Townsend, Johnny. “Let the Faggots Burn: The Upstairs Lounge Fire”, Booklocker, 2011.
Finally a Book
I have often wondered why no one has ever written a book about the Upstairs fire of 1973. It is certainly an important event in the history of gay America. It was my surprise when I was surfing the net last week to find out that one had indeed been written (recently) and written by a friend, Johnny Townsend. He sent me a copy and I relived that horrible day when 32 people lost their lives when an arsonist set fire to the Upstairs Lounge in New Orleans on the day Gay Pride was being celebrated in the city. In 1973 I was no longer in New Orleans, having already moved to Israel but friends sent me reports and of course, I had known several of the dead.
Townsend brings the entire story back to life and it is not a pretty tale but it is certainly an important event. Reading the foreword of the book, I learned Townsend actually wrote the book in 1989 and when he moved from New Orleans to Seattle, he left the manuscript in New Orleans at the Historic New Orleans Collection and another copy was left in the One Archives in Los Angeles. It was his idea that it would be available for those who would do further research but he ultimately decided to make it available to the present reading public and we are so lucky that he did. If you have read any of my reviews of Townsend’s work, you know that I feel that he is an excellent writer. But up until now I have only reviewed his fiction so I was anxious to see how he did with a true story even though much of his fiction is based on his own life experiences. I am glad to say that he is indeed an excellent writer and this story reads like fiction probably because it is such a horrible event that we do not want to believe that it really happened. Townsend tells us in the foreword that it was his plan to write a book that was to be for “popular” (his word) reading so he did not include footnotes but there is quite an extensive bibliography. The fact that there are no footnotes does not take away from what is written—it just makes it a bit more difficult for those who want to learn more about what happened.

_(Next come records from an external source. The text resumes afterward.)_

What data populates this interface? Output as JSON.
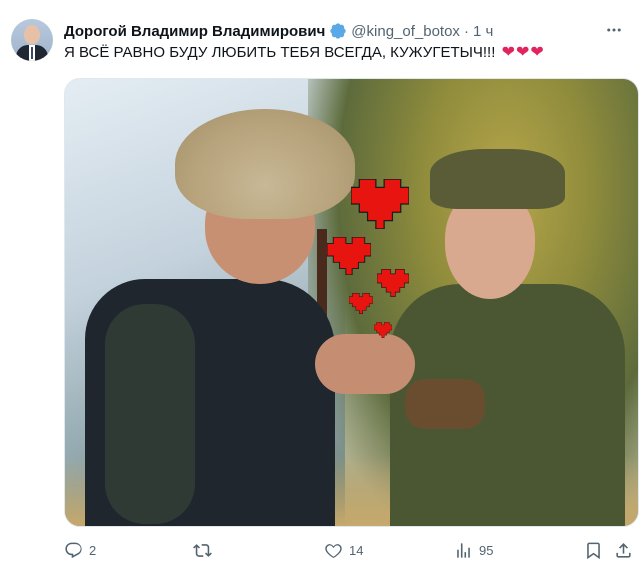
{
  "author": {
    "display_name": "Дорогой Владимир Владимирович",
    "handle": "@king_of_botox",
    "separator": "·",
    "time": "1 ч"
  },
  "tweet": {
    "text": "Я ВСЁ РАВНО БУДУ ЛЮБИТЬ ТЕБЯ ВСЕГДА, КУЖУГЕТЫЧ!!!",
    "emoji": "❤❤❤"
  },
  "actions": {
    "replies": "2",
    "retweets": "",
    "likes": "14",
    "views": "95"
  },
  "colors": {
    "verified": "#5aa8e6",
    "muted": "#536471",
    "heart": "#e0245e",
    "pixel_heart": "#e8140f"
  },
  "icons": [
    "verified-icon",
    "more-icon",
    "reply-icon",
    "retweet-icon",
    "like-icon",
    "views-icon",
    "bookmark-icon",
    "share-icon"
  ]
}
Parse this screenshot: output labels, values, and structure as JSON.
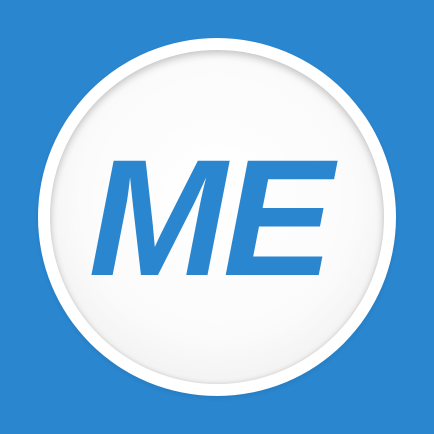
{
  "app_icon": {
    "logo_text": "ME",
    "background_color": "#2a86cf",
    "ring_color": "#ffffff",
    "text_color": "#2a86cf"
  }
}
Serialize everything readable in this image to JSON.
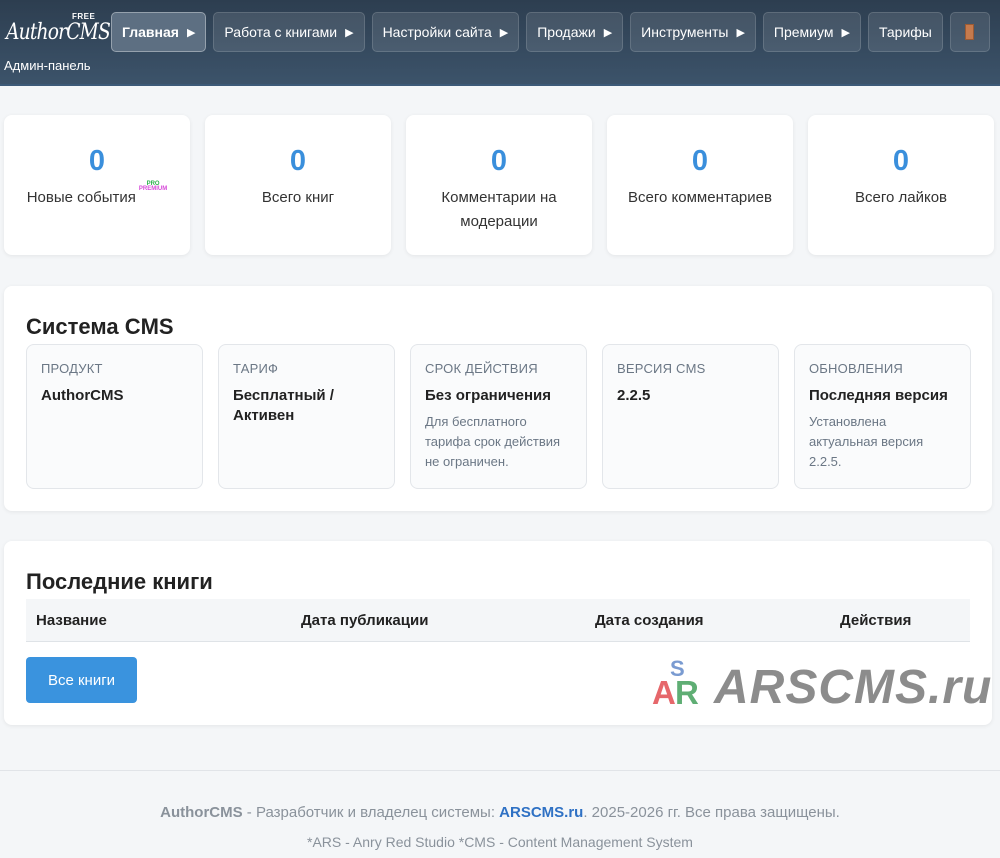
{
  "header": {
    "logo": {
      "free": "FREE",
      "name": "AuthorCMS",
      "subtitle": "Админ-панель"
    },
    "nav": [
      {
        "label": "Главная",
        "icon": "triangle-right-icon",
        "active": true
      },
      {
        "label": "Работа с книгами",
        "icon": "triangle-right-icon"
      },
      {
        "label": "Настройки сайта",
        "icon": "triangle-right-icon"
      },
      {
        "label": "Продажи",
        "icon": "triangle-right-icon"
      },
      {
        "label": "Инструменты",
        "icon": "triangle-right-icon"
      },
      {
        "label": "Премиум",
        "icon": "triangle-right-icon"
      },
      {
        "label": "Тарифы"
      }
    ],
    "extra_icon": "bookmark-icon"
  },
  "stats": [
    {
      "value": "0",
      "label": "Новые события",
      "badge": [
        "PRO",
        "PREMIUM"
      ]
    },
    {
      "value": "0",
      "label": "Всего книг"
    },
    {
      "value": "0",
      "label": "Комментарии на модерации"
    },
    {
      "value": "0",
      "label": "Всего комментариев"
    },
    {
      "value": "0",
      "label": "Всего лайков"
    }
  ],
  "system": {
    "title": "Система CMS",
    "items": [
      {
        "caption": "ПРОДУКТ",
        "value": "AuthorCMS",
        "note": ""
      },
      {
        "caption": "ТАРИФ",
        "value": "Бесплатный / Активен",
        "note": ""
      },
      {
        "caption": "СРОК ДЕЙСТВИЯ",
        "value": "Без ограничения",
        "note": "Для бесплатного тарифа срок действия не ограничен."
      },
      {
        "caption": "ВЕРСИЯ CMS",
        "value": "2.2.5",
        "note": ""
      },
      {
        "caption": "ОБНОВЛЕНИЯ",
        "value": "Последняя версия",
        "note": "Установлена актуальная версия 2.2.5."
      }
    ]
  },
  "books": {
    "title": "Последние книги",
    "columns": [
      "Название",
      "Дата публикации",
      "Дата создания",
      "Действия"
    ],
    "all_button": "Все книги"
  },
  "watermark": {
    "logo": [
      "A",
      "R",
      "S"
    ],
    "text": "ARSCMS.ru"
  },
  "footer": {
    "brand": "AuthorCMS",
    "text1": " - Разработчик и владелец системы: ",
    "link": "ARSCMS.ru",
    "text2": ". 2025-2026 гг. Все права защищены.",
    "line2": "*ARS - Anry Red Studio *CMS - Content Management System"
  },
  "colors": {
    "accent": "#3a8fdc",
    "header": "#2d3e50",
    "button": "#3a93de"
  }
}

In short, it was on June 24, 1973 that an arsonist set fire to the entrance of the Upstairs Lounge, a well known gay bar in the French Quarter of New Orleans and what followed was devastating. In that blazing inferno, 32 lives were lost and that included about a third of the membership of the New Orleans Metropolitan Community Church. The pastor of the church burned to his death as he was halfway out of a second story window as he tried to get to freedom. A mother who went to the bar with her two gay sons burned to death with them and another man who had helped a friend get out was found burned to death next to the fire escape. Other deaths were just as hard to read about and the entire catastrophe changed the entire New Orleans LGBT community and the city as well—but for just a short period. The repercussions created a sense of fear and dread in a city where the gay population was an integral part of New Orleans life.
Let us not forget what the mood of America was like in 1973. Even though the French Quarter of New Orleans was known for its bohemian way of life, homophobia raged in America so much so that families would not claim the bodies and churches refused to bury the dead on “hallowed” ground.
This, for me, was a hard book to read because so many of the names mentioned were people that I knew. Townsend has done a brilliant job in telling the story and the amount of research that he did is absolutely amazing.
Even with the state of fear and dread after the fire, Townsend says that nothing changed as a result of it. I was at the ceremony when a plague was placed in the sidewalk (yes, in the sidewalk where people could actually walk on it) in front of what had once been the Upstairs and the idea was to hint that the fire had been one of the events that brought about a gay rights revolution in New Orleans— but that did not happen. New Orleans is the queen city of the South (and I do not use the word “queen” as gay argot does). There is a laissez-faire attitude there of not disturbing the status quo of live and let live— “don’t bother me and I won’t bother you”. New Orleanians do not think about the fire and the only ones who were concerned about it are those older gay people who lost friends. I would even venture to say that many members of today’s New Orleans gay community don’t even know that it ever happened.
We really do not know what happened that day as Townsend explains to us in his afterword. There is a great deal of misinformation and most of what we have is based upon what people remember and we are all aware of what happens to memory. There are two documentaries about the fire and a master’s thesis and I understand an upcoming book by Clayton Delery. But the people are gone as are others who were alive then but have passed on or moved away or have just chosen to not remember that horrible event. So we have Townsend’s book and for me that is what I will have to deal with. We are just very, very lucky that he is such a good writer.
- Posted in: GLBT non-fiction